Christmas is fast approaching. The season of family gatherings, mouthwatering food and exceptional drinks is finally upon us. A roast turkey with all the trimmings might be your festive staple, but we all deserve a little extra during the holidays—don’t we? From white truffles to oysters, and tender wagyu beef to jamón ibérico, there are plenty of luxury foods on the market you can treat yourself and your loved ones to. Pair them with wine, spirits or beer and you’ll be all set to entertain and impress your guests this holiday season.
They might not look like much from the outside, but oysters are one of the world’s ultimate luxury foods. Succulent and delicately flavoured, these mollusks are best when eaten from September to April—during any month that contains the letter ‘r’, the old rule states—as they tend to spawn during the summer months. A crisp and bright Muscadet is always a classic pairing for oysters as well as a fantastic drink choice for its value, but a Spanish bone-dry Fino Sherry makes for a great match also. If you happen to have a Chablis or a Sancerre laying about, those are good too. Buy the freshest oysters from cold waters: they must be alive if purchased in the shell, and will maintain quality for about a week if stored well.

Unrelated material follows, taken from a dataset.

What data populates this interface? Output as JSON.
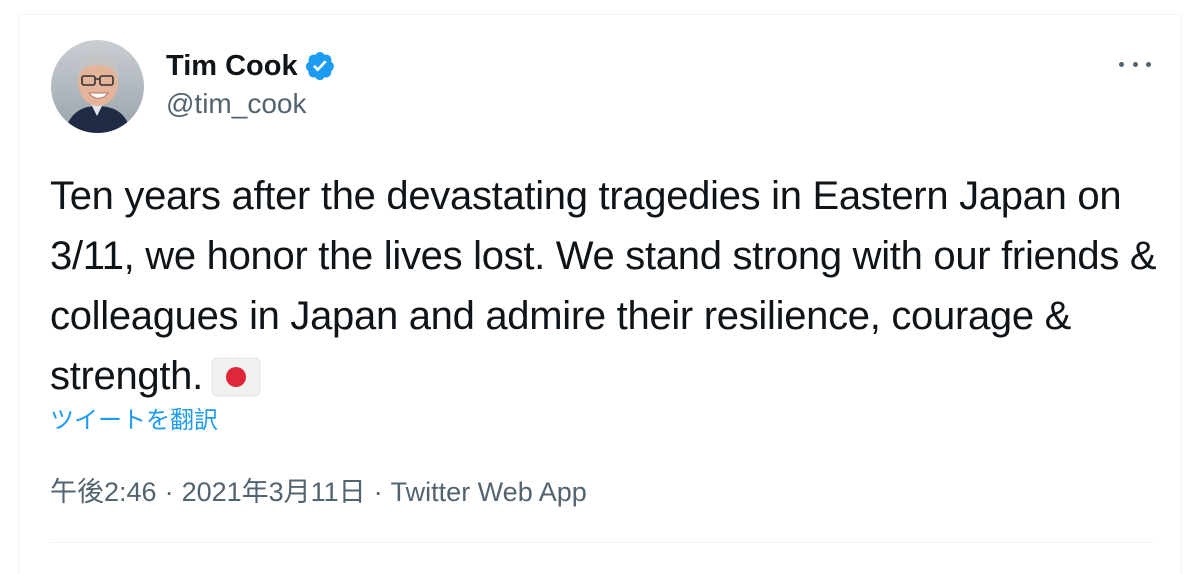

Best known for being the world’s priciest and most exclusive cut of beef, wagyu is considered the ‘Champagne’ of meat. With prices skyrocketing as high as £500/kg, this Japanese delicacy is easily recognisable as a luxury food due to its finely marbled appearance. It is the intramuscular fat that gives the meat its signature melt-in-the-mouth texture and powerful flavour. Like any red meat, red wine is its best friend—pair it with a smooth and fruity Cabernet Sauvignon or a Pinot Noir. For the best quality wagyu beef, rely on big-name independent butchers.

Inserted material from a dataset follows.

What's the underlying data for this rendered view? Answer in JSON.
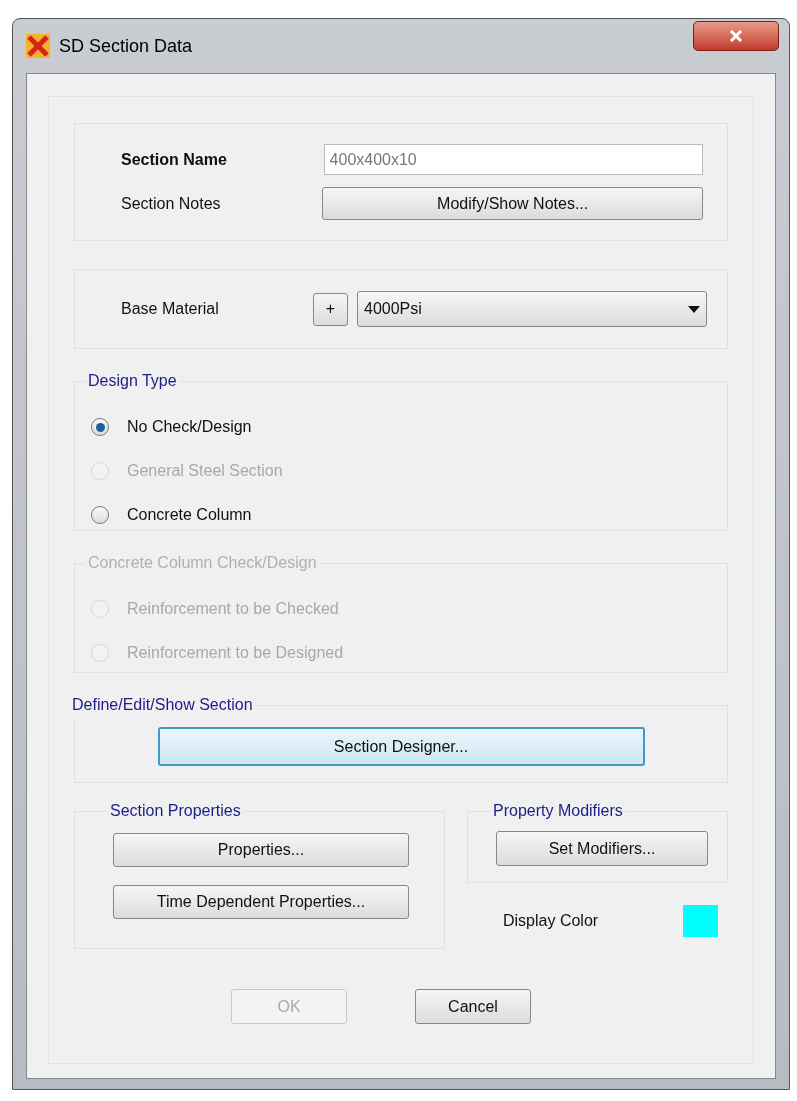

It’s a legendary ham and the jewel in the crown of Spanish cuisine. The aroma and flavour of this luxury food are best savoured when accompanied by a good wine and good bread. A rule of thumb when pairing wine with ham is to go for the fruity, acidic, and bolder offerings. The refreshing white wines of Spain—like a good Albariño and Verdejo—greatly compliment this flavourful dry-cured ham, while for jamón dishes that are hot and spicy, choosing a light clear beer like lager would be best. For the highest quality jamón, look for the black lable: this signifies the ham is 100% Ibérico de Bellota, which means the meat comes from a pure-bred, Iberian pig fed only with acorns.

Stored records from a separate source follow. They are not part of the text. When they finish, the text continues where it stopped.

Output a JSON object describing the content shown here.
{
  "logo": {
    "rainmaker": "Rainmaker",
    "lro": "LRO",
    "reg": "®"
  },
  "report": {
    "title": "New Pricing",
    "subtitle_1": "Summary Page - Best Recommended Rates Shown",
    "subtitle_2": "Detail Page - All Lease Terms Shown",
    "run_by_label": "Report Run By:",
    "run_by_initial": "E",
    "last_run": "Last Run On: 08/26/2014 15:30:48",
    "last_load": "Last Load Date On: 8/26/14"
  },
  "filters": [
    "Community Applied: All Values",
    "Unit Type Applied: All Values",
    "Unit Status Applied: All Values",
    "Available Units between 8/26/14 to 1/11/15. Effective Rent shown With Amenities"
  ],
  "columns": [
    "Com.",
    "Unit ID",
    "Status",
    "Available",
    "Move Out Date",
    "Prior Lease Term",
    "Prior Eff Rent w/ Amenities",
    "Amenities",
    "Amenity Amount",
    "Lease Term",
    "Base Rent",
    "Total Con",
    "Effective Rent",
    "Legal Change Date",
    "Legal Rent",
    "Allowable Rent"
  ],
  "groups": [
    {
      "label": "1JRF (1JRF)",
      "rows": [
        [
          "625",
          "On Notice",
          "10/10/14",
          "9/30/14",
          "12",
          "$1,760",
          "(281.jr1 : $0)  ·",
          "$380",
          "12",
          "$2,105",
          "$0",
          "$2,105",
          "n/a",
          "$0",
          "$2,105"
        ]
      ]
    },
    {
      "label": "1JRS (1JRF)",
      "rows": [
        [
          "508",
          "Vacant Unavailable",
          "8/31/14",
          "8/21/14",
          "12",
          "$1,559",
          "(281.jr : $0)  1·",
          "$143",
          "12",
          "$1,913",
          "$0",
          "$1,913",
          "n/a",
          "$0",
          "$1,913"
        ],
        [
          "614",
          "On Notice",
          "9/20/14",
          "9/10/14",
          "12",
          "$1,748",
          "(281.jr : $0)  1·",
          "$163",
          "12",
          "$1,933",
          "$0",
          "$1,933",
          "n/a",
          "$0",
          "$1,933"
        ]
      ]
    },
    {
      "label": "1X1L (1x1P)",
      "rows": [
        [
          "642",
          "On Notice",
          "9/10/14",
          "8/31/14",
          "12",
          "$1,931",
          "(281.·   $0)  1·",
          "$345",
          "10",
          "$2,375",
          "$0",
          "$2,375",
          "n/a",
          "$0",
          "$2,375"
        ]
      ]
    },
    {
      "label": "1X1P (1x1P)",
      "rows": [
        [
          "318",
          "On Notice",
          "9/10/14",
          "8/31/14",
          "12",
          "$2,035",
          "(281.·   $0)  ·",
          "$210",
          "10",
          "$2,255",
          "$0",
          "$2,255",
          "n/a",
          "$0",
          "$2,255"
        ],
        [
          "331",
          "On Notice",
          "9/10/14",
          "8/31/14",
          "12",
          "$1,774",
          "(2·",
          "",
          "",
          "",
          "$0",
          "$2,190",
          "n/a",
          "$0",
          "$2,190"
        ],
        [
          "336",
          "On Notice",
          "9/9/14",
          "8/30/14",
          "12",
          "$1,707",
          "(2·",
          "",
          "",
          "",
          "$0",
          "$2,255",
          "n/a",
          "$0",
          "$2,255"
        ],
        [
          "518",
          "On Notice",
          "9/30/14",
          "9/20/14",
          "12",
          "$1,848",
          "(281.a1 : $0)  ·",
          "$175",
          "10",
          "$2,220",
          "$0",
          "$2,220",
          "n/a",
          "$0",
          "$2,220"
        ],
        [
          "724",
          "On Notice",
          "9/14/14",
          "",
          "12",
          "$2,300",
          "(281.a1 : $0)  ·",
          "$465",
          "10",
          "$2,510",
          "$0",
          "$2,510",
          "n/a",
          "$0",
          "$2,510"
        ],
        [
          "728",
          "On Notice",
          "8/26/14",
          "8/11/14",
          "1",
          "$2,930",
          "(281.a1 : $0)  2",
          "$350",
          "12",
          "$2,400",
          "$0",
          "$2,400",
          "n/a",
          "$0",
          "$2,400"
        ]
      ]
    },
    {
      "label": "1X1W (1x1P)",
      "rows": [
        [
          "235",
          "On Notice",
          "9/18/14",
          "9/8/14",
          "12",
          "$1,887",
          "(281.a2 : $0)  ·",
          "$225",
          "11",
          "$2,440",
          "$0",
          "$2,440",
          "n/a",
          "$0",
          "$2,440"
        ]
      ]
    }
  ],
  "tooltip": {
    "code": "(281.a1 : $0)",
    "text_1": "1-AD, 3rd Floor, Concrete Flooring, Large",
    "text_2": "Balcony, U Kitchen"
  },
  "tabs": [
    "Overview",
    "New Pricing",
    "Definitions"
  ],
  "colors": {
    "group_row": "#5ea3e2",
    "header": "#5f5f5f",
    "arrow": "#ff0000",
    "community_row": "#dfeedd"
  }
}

This is one of the more traditional luxury foods that never seem to go out of fashion or fail to make an appearance on our dining tables during special occasions. Traditionally, it should be served with Champagne—a match as well known as any—but it can also be consumed with vodka, though experts say it’s best eaten as is and on its own. If there’s no Champagne in sight, a crisp white wine will do the trick. Whatever you serve, choose a well-known, high-quality brand and make sure it is well chilled. A few things to remember when shopping for caviar: paying more doesn’t guarantee good quality, don’t be afraid to start from the low end, buy enough and most importantly eat it fast.
Truffles have been enjoyed as a luxury food since the ancient Roman times and are among the world’s most expensive ingredients. Versatile and incredibly aromatic, these expensive mushrooms are at their best when paired with equally earthy wines. Due to their shared origins, they go hand in hand with wines from northern Italy. Match white truffles with a Barolo—one of Italy’s most prestigious wines—a red produced in the northern region of Piedmont famous for its light colour and lack of opacity. If you’re choosing black truffles instead, pair them with a red Burgundy. When buying truffles, rely on leading suppliers and remember to buy them during the winter, as that’s when they are at their best.
See also: Chocolate on the Christmas Table
This popular and well-known delicacy has the power to turn a regular dinner into a special celebration. Although foie gras is known to fit nicely with many different wines, it is at its best when paired with fruity wines such as Sauternes, or the classic Champagne. It is also becoming increasingly common to have foie gras with red wine—like an excellent Bordeaux—especially if the delicacy is being served as an entrée. When buying foie gras, make sure to look for a delicate rosy colour with slight touches of beige.
Find out more about the best luxury foods for Christmas to enjoy this festive season, on The Master Chefs.